I welcome and strongly support the initiative by the Norwegian Government to host an International Conference on the Humanitarian Impact of Nuclear Weapons. I believe this conference - and, indeed, the discussion on this topic more generally - will help to highlight the calamitous, unmanageable and immoral implications of any use, whether accidental or deliberate, of nuclear weapons. It will also help to demonstrate again that the possession of nuclear weapons entails unacceptable risks and that there is no place for these weapons in defensive arsenals or security postures. The Deputy may be aware that there was discussion of the humanitarian dimension of nuclear disarmament at the 2010 Review Conference of the Nuclear Non-Proliferation Treaty (NPT), which expressed its “deep concern at the catastrophic humanitarian consequences of any use of nuclear weapons" and reaffirmed "the need for all States at all times to comply with applicable international law, including international humanitarian law".
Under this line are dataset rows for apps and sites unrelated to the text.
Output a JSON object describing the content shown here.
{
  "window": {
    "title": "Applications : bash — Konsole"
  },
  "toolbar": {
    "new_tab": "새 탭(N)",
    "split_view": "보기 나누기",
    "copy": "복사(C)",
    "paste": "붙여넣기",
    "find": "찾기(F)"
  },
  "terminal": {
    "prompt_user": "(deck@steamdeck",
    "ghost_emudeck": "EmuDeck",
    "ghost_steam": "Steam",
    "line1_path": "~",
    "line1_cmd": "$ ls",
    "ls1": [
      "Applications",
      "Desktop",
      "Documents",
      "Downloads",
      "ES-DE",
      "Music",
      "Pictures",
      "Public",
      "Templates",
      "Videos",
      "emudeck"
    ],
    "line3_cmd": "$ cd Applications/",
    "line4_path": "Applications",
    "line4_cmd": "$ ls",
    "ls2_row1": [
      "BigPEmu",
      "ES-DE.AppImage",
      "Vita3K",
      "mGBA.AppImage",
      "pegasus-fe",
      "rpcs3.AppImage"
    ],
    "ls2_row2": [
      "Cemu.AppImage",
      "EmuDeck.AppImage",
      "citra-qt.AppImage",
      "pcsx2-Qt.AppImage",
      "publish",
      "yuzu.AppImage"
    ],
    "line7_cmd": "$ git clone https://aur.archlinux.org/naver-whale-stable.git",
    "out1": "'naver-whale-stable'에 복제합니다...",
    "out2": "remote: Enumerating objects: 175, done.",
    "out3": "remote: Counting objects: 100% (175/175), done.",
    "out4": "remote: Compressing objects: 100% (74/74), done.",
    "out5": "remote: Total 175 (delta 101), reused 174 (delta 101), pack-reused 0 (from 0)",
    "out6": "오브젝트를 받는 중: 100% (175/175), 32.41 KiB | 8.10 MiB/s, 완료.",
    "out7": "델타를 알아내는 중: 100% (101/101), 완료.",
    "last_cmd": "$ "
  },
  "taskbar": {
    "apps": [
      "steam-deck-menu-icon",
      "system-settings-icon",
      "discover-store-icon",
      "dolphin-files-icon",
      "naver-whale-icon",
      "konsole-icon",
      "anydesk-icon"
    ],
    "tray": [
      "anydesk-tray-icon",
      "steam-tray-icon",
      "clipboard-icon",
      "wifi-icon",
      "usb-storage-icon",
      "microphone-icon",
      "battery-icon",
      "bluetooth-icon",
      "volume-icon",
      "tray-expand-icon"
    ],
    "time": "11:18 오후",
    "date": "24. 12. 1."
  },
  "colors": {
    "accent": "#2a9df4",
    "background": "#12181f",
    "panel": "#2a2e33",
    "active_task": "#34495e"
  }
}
When the preparatory process towards the next (2015) NPT Review Conference commenced in Vienna last May, Switzerland sought to generate discussion around this topic with a joint statement on the humanitarian dimension of nuclear disarmament, which it delivered on behalf of 16 states. It delivered the same statement to the 67th UN General Assembly First Committee meeting in October on behalf of 34 states. Ireland was involved with both statements from the outset and we are associated by name with them. I can confirm to the Deputy that Ireland will participate actively in the Oslo Conference. Last December I was invited by my Norwegian counterpart to nominate Irish representatives at senior official and expert level to participate in the conference. The Director for Disarmament and Non-Proliferation in the Department of Foreign Affairs and Trade will attend on my behalf. Our Permanent Mission to the United Nations in Geneva, which covers disarmament issues, will also be represented. We are consulting other interested Government Departments to establish how best we might frame a constructive contribution to the discussion in Oslo. The conference will be preceded by a civil society meeting, organised by the International Campaign to Abolish Nuclear Weapons (ICAN), which will debate the same topic. A contingent of NGOs from the civil society meeting will then participate in the official conference. I believe civil society has an extremely important role to play in raising awareness about this important issue and contributing to debate. I hope Irish civil society will be able to feed into the useful and timely discussion that is emerging. Ireland has an established track record of support for efforts to promote nuclear disarmament. I assure the Deputy that it is my intention that we will continue to participate actively in these efforts.